Proclamation Calling on Congress to Fund Urgently Needed Services in Albany County and Throughout the United States by Reducing Military Spending

ALBANY — Tucked in among suburban sprawl at the border of Albany, Colonie and Guilderland, 3,000 acres of pine barrens are becoming a kind of avian rest stop for an increasing number of birds that need a very special kind of landscape — one that’s disappearing elsewhere in New York.

The Albany Pine Bush Preserve is an emerging example of a so-called “shrubland” that certain bird species need to breed and thrive, said Neil Gifford, the preserve’s conservation director.

Dominated by stunted trees and low bushes, it also provides a layover in autumn for migratory birds moving through to wintering grounds. “The preserve is functioning as a kind of stop-and-shop for these birds, offering food and cover,” said Gifford.

Since 2007, more than 1,000 birds at the preserve have been captured and banded for study. “We have found there are more than 70 species here so far,” he said. “Each year, we find about a dozen new species. The longer we do this, the more species we are finding.”

Gifford has been part of bird studies conducted under the auspices of the New York State Museum, and just last month gained his own master bird banding license from the U.S. Geological Survey. That license allows Gifford to run his own studies on how birds are living, breeding and migrating in the preserve.

He hopes to launch studies that look at how bird species may be changing in the preserve due to ongoing climate change.

The attractiveness of the Pine Bush to a thriving bird population shows preserve officials are on solid scientific footing in a two-decade-old program to restore pine barren habitat to its native shrubland, Gifford said.

This restoration is done through cutting and controlled fires to remove invasive species like black cherry trees and aspens, two trees whose growth can squeeze out pitch pines and other Pine Bush plants. For much of the area’s history since its creation during the last Ice Age, fire came naturally from lighting strikes that burned back vegetation.

Now, fires are set routinely by wildlife experts to fill that need, which allows scrub oaks and pitch pines to dominate the shrubby, sandy terrain. Several hundred acres have been restored in this fashion so far.

One of the birds that has been studied, the small, gray-and-yellow prairie warbler, returns to the Pine Bush each summer to breed. That return rate is running at about 60 percent, which shows “our management efforts are bearing fruit,” Gifford said.

Shrubland is being lost elsewhere across the state in several ways. There is less land being farmed, so some abandoned fields that reverted to shrubland are changing slowly back into forest. Other farms are being turned into residential subdivisions.
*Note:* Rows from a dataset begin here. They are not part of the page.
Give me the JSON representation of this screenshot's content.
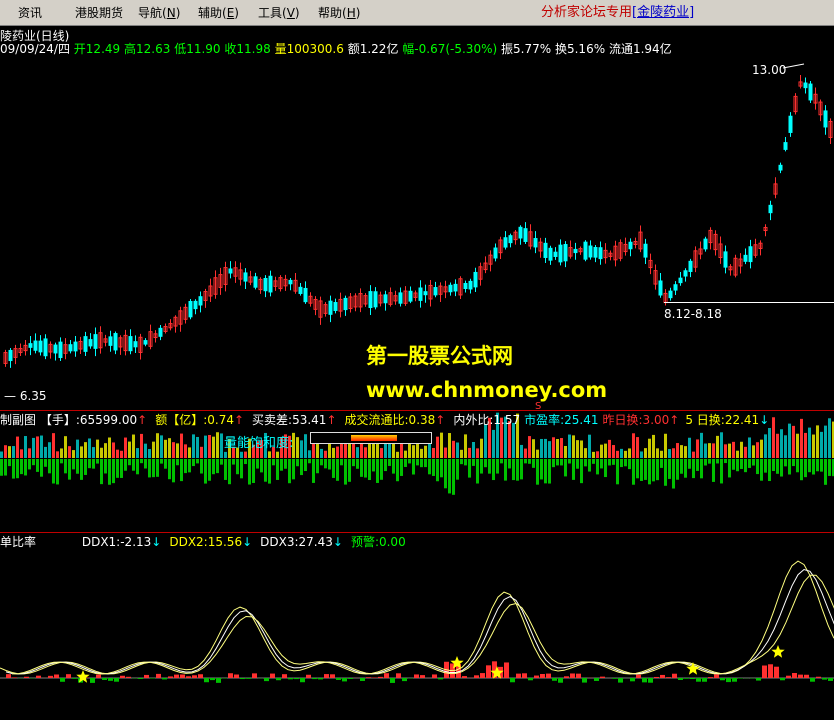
{
  "menu": {
    "items": [
      "资讯",
      "港股期货",
      "导航",
      "辅助",
      "工具",
      "帮助"
    ],
    "hotkeys": [
      "",
      "",
      "N",
      "E",
      "V",
      "H"
    ],
    "brand_text": "分析家论坛专用",
    "brand_link": "[金陵药业]"
  },
  "stock": {
    "title": "陵药业(日线)",
    "date": "09/09/24/四",
    "open_label": "开",
    "open": "12.49",
    "high_label": "高",
    "high": "12.63",
    "low_label": "低",
    "low": "11.90",
    "close_label": "收",
    "close": "11.98",
    "vol_label": "量",
    "vol": "100300.6",
    "amt_label": "额",
    "amt": "1.22亿",
    "chg_label": "幅",
    "chg": "-0.67(-5.30%)",
    "amp_label": "振",
    "amp": "5.77%",
    "turn_label": "换",
    "turn": "5.16%",
    "float_label": "流通",
    "float": "1.94亿"
  },
  "price_labels": {
    "high_mark": "13.00",
    "range_mark": "8.12-8.18",
    "low_mark": "6.35"
  },
  "watermark": {
    "cn": "第一股票公式网",
    "url": "www.chnmoney.com"
  },
  "sub1": {
    "title": "制副图",
    "items": [
      {
        "label": "【手】:65599.00",
        "color": "#ffffff",
        "arrow": "↑",
        "arrow_color": "#ff3030"
      },
      {
        "label": "额【亿】:0.74",
        "color": "#ffff00",
        "arrow": "↑",
        "arrow_color": "#ff3030"
      },
      {
        "label": "买卖差:53.41",
        "color": "#ffffff",
        "arrow": "↑",
        "arrow_color": "#ff3030"
      },
      {
        "label": "成交流通比:0.38",
        "color": "#ffff00",
        "arrow": "↑",
        "arrow_color": "#ff3030"
      },
      {
        "label": "内外比:1.57",
        "color": "#ffffff",
        "arrow": "",
        "arrow_color": "#ff3030"
      },
      {
        "label": "市盈率:25.41",
        "color": "#00ffff",
        "arrow": "",
        "arrow_color": "#ff3030"
      },
      {
        "label": "昨日换:3.00",
        "color": "#ff3030",
        "arrow": "↑",
        "arrow_color": "#ff3030"
      },
      {
        "label": "5 日换:22.41",
        "color": "#ffff00",
        "arrow": "↓",
        "arrow_color": "#00ffff"
      }
    ],
    "saturation_label": "量能饱和度:",
    "s_marker": "S"
  },
  "sub2": {
    "title": "单比率",
    "items": [
      {
        "label": "DDX1:-2.13",
        "color": "#ffffff",
        "arrow": "↓",
        "arrow_color": "#00ffff"
      },
      {
        "label": "DDX2:15.56",
        "color": "#ffff00",
        "arrow": "↓",
        "arrow_color": "#00ffff"
      },
      {
        "label": "DDX3:27.43",
        "color": "#ffffff",
        "arrow": "↓",
        "arrow_color": "#00ffff"
      },
      {
        "label": "预警:0.00",
        "color": "#00ff00",
        "arrow": "",
        "arrow_color": "#00ffff"
      }
    ]
  },
  "colors": {
    "up": "#ff3030",
    "down": "#00ffff",
    "vol_yellow": "#c8c800",
    "vol_cyan": "#00aaaa",
    "vol_green": "#00c000",
    "grid": "#c00000",
    "ddx_line": "#ffff80"
  }
}
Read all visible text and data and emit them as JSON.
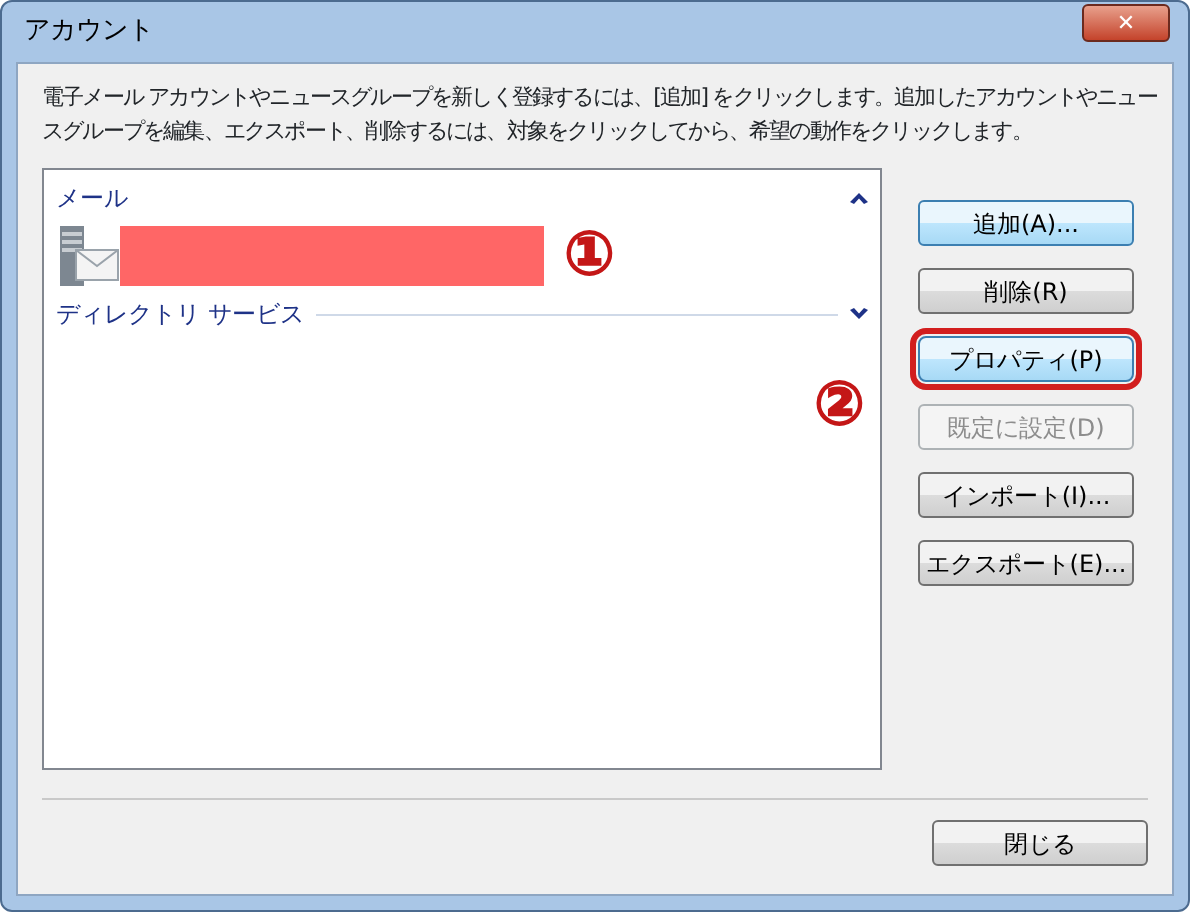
{
  "window": {
    "title": "アカウント",
    "close_glyph": "✕"
  },
  "description": "電子メール アカウントやニュースグループを新しく登録するには、[追加] をクリックします。追加したアカウントやニュースグループを編集、エクスポート、削除するには、対象をクリックしてから、希望の動作をクリックします。",
  "groups": [
    {
      "label": "メール",
      "expanded": true,
      "items": [
        {
          "kind": "account"
        }
      ]
    },
    {
      "label": "ディレクトリ サービス",
      "expanded": false
    }
  ],
  "buttons": [
    {
      "label": "追加(A)...",
      "disabled": false,
      "highlighted": true,
      "annotated": false
    },
    {
      "label": "削除(R)",
      "disabled": false,
      "highlighted": false,
      "annotated": false
    },
    {
      "label": "プロパティ(P)",
      "disabled": false,
      "highlighted": true,
      "annotated": true
    },
    {
      "label": "既定に設定(D)",
      "disabled": true,
      "highlighted": false,
      "annotated": false
    },
    {
      "label": "インポート(I)...",
      "disabled": false,
      "highlighted": false,
      "annotated": false
    },
    {
      "label": "エクスポート(E)...",
      "disabled": false,
      "highlighted": false,
      "annotated": false
    }
  ],
  "annotations": [
    "①",
    "②"
  ],
  "close_button": {
    "label": "閉じる"
  }
}
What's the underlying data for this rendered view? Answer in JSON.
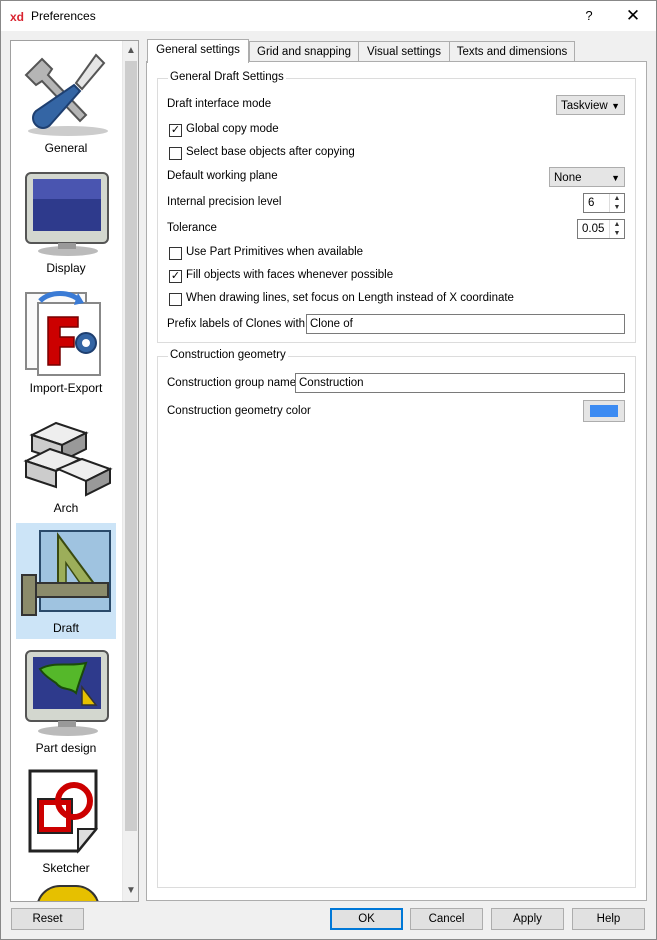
{
  "window": {
    "title": "Preferences",
    "app_icon": "xd",
    "help_label": "?",
    "close_label": "✕"
  },
  "sidebar": {
    "items": [
      {
        "label": "General",
        "icon": "tools-icon"
      },
      {
        "label": "Display",
        "icon": "monitor-icon"
      },
      {
        "label": "Import-Export",
        "icon": "import-export-icon"
      },
      {
        "label": "Arch",
        "icon": "bricks-icon"
      },
      {
        "label": "Draft",
        "icon": "draft-square-icon",
        "selected": true
      },
      {
        "label": "Part design",
        "icon": "part-design-icon"
      },
      {
        "label": "Sketcher",
        "icon": "sketcher-icon"
      }
    ]
  },
  "tabs": [
    "General settings",
    "Grid and snapping",
    "Visual settings",
    "Texts and dimensions"
  ],
  "general": {
    "group_title": "General Draft Settings",
    "interface_mode_label": "Draft interface mode",
    "interface_mode_value": "Taskview",
    "global_copy_label": "Global copy mode",
    "global_copy_checked": true,
    "select_base_label": "Select base objects after copying",
    "select_base_checked": false,
    "working_plane_label": "Default working plane",
    "working_plane_value": "None",
    "precision_label": "Internal precision level",
    "precision_value": "6",
    "tolerance_label": "Tolerance",
    "tolerance_value": "0.05",
    "part_primitives_label": "Use Part Primitives when available",
    "part_primitives_checked": false,
    "fill_faces_label": "Fill objects with faces whenever possible",
    "fill_faces_checked": true,
    "focus_length_label": "When drawing lines, set focus on Length instead of X coordinate",
    "focus_length_checked": false,
    "prefix_clones_label": "Prefix labels of Clones with:",
    "prefix_clones_value": "Clone of"
  },
  "construction": {
    "group_title": "Construction geometry",
    "group_name_label": "Construction group name",
    "group_name_value": "Construction",
    "color_label": "Construction geometry color",
    "color_value": "#3c8bf2"
  },
  "buttons": {
    "reset": "Reset",
    "ok": "OK",
    "cancel": "Cancel",
    "apply": "Apply",
    "help": "Help"
  }
}
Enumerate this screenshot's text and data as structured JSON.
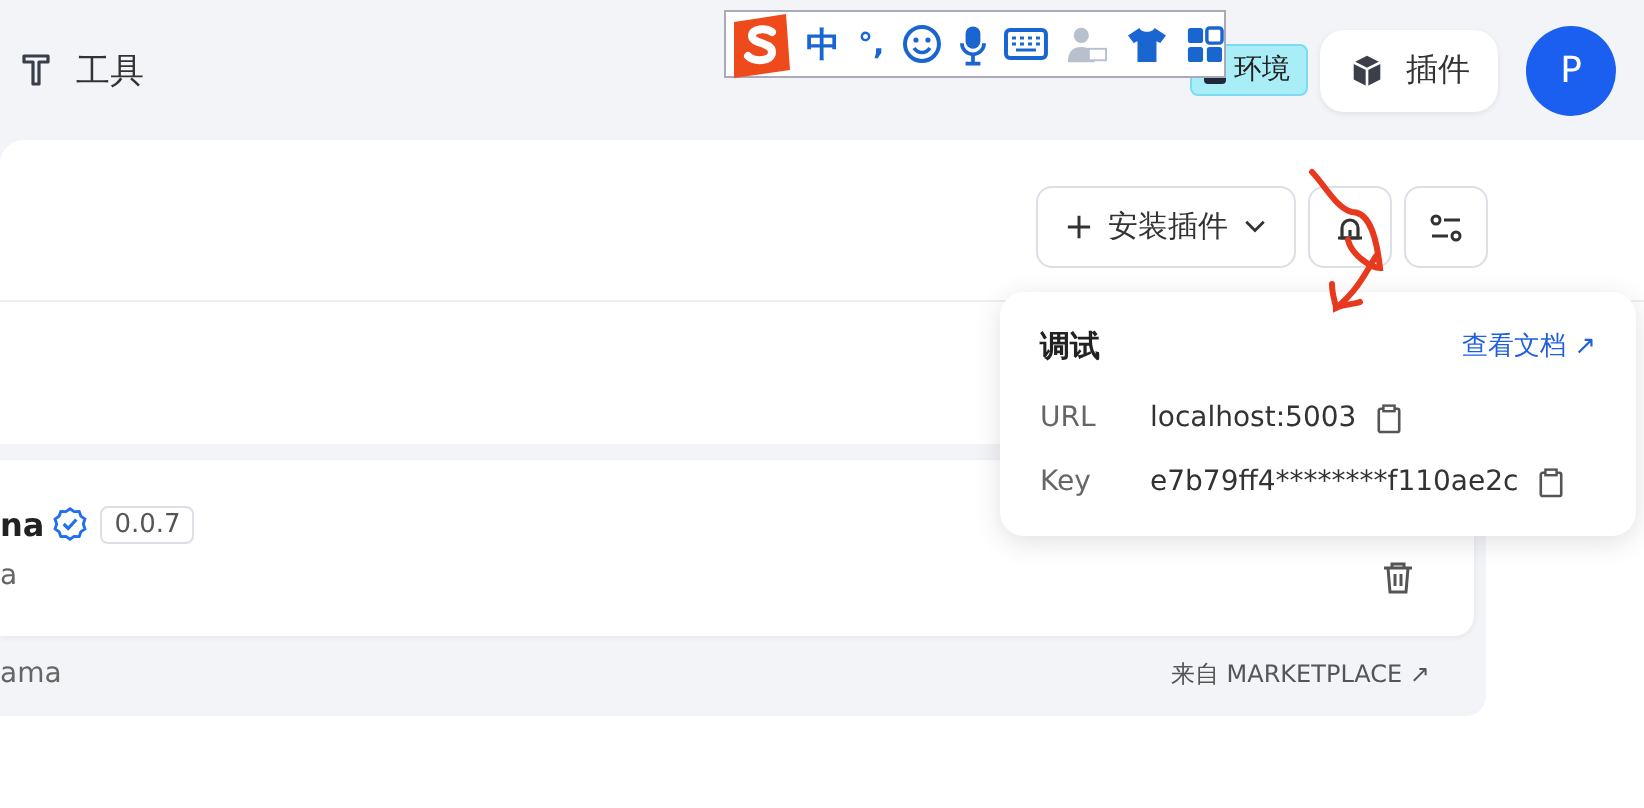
{
  "header": {
    "section": "工具",
    "badge": "环境",
    "plugin_button": "插件",
    "avatar": "P"
  },
  "toolbar": {
    "install_button": "安装插件"
  },
  "debug_popover": {
    "title": "调试",
    "docs_link": "查看文档 ↗",
    "rows": [
      {
        "label": "URL",
        "value": "localhost:5003"
      },
      {
        "label": "Key",
        "value": "e7b79ff4********f110ae2c"
      }
    ]
  },
  "plugin_card": {
    "name": "na",
    "verified": true,
    "version": "0.0.7",
    "description": "a",
    "author": "ama",
    "source": "来自 MARKETPLACE ↗"
  },
  "ime_toolbar": {
    "mode": "中",
    "punctuation": "°,"
  }
}
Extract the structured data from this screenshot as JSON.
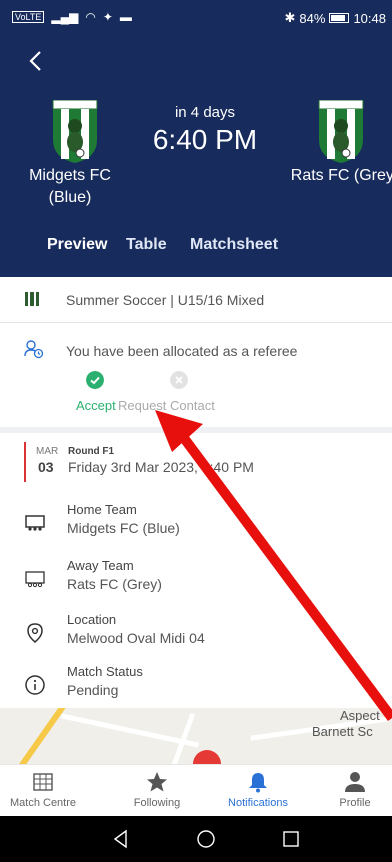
{
  "status_bar": {
    "carrier": "VoLTE",
    "battery": "84%",
    "time": "10:48"
  },
  "match": {
    "countdown": "in 4 days",
    "kickoff": "6:40 PM",
    "home_team": "Midgets FC (Blue)",
    "away_team": "Rats FC (Grey)"
  },
  "tabs": [
    "Preview",
    "Table",
    "Matchsheet"
  ],
  "competition": "Summer Soccer | U15/16 Mixed",
  "referee": {
    "message": "You have been allocated as a referee",
    "accept_label": "Accept",
    "request_label": "Request Contact"
  },
  "round": {
    "month": "MAR",
    "day": "03",
    "name": "Round F1",
    "datetime": "Friday 3rd Mar 2023, 6:40 PM"
  },
  "details": {
    "home": {
      "label": "Home Team",
      "value": "Midgets FC (Blue)"
    },
    "away": {
      "label": "Away Team",
      "value": "Rats FC (Grey)"
    },
    "location": {
      "label": "Location",
      "value": "Melwood Oval Midi 04"
    },
    "status": {
      "label": "Match Status",
      "value": "Pending"
    }
  },
  "map": {
    "label1": "Aspect",
    "label2": "Barnett Sc"
  },
  "bottom_nav": [
    "Match Centre",
    "Following",
    "Notifications",
    "Profile"
  ],
  "colors": {
    "header_bg": "#172b5c",
    "accept_green": "#2bb06f",
    "active_blue": "#2a72d6",
    "arrow_red": "#e8100c"
  }
}
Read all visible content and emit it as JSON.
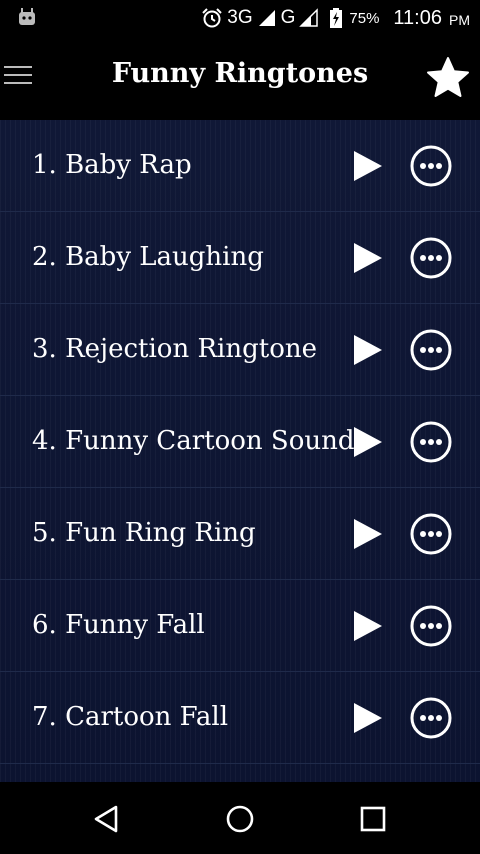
{
  "status_bar": {
    "network_1": "3G",
    "network_2": "G",
    "battery_percent": "75%",
    "time": "11:06",
    "ampm": "PM"
  },
  "header": {
    "title": "Funny Ringtones"
  },
  "ringtones": [
    {
      "label": "1. Baby Rap"
    },
    {
      "label": "2. Baby Laughing"
    },
    {
      "label": "3. Rejection Ringtone"
    },
    {
      "label": "4. Funny Cartoon Sound"
    },
    {
      "label": "5. Fun Ring Ring"
    },
    {
      "label": "6. Funny Fall"
    },
    {
      "label": "7. Cartoon Fall"
    }
  ],
  "icons": {
    "menu": "hamburger-menu-icon",
    "favorite": "star-icon",
    "play": "play-icon",
    "more": "more-options-icon",
    "nav_back": "back-triangle-icon",
    "nav_home": "home-circle-icon",
    "nav_recent": "recent-square-icon"
  },
  "colors": {
    "list_background": "#0e1530",
    "divider": "#1f2a4a",
    "text": "#ffffff"
  }
}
Logging also has been on the decline, leaving fewer clearings that transition into temporary shrubland for as long as a decade or more.

Having such habitat available can make the difference between life and death for migrating birds. A study of captured birds that used measurements of hydrogen isotopes in tail feathers showed that birds were using the Pine Bush in migrations from home ranges as distant as Alaska and the Canadian Yukon to eastern Brazil.

Gifford will discuss this study at a free presentation 7 p.m. Dec. 4 at the preserve’s Discovery Center on New Karner Road.

“This Pine Bush area is really unique. It is a habitat not found in a lot of places, and it requires a lot of management using a technique that not all communities want to use: fire,” said Jillian Liner, director of bird conservation for Audubon New York.

The Pine Bush grows more critical as the amount of shrubland continues a decline that started in the 1970s, she said: “It is very commendable that the research done by Neil has shed light on how important the Pine Bush is for shrubland birds.”

Jeremy Kirchman, curator of birds for the State Museum, said research done in collaboration with Gifford also has shown the Pine Bush is also an important rest stop for migratory birds.

“These birds aren’t the geese that you see flying south in the big Vs,” he said. “These are songbirds, nocturnal migrants that fly at night.”

“These birds are following the Hudson River valley on their way down,” he said. “When they fly over the Capital Region, they are faced with a lot of concrete. The Pine Bush is this sea of green.”

Such birds land, forage for food and linger only for a day or two before continuing their journeys south. “Our research has shown that the Pine Bush is an important, quality stopover for migratory birds,” Kirchman said.






Published in December, 2012 Save the Pine Bush Newsletter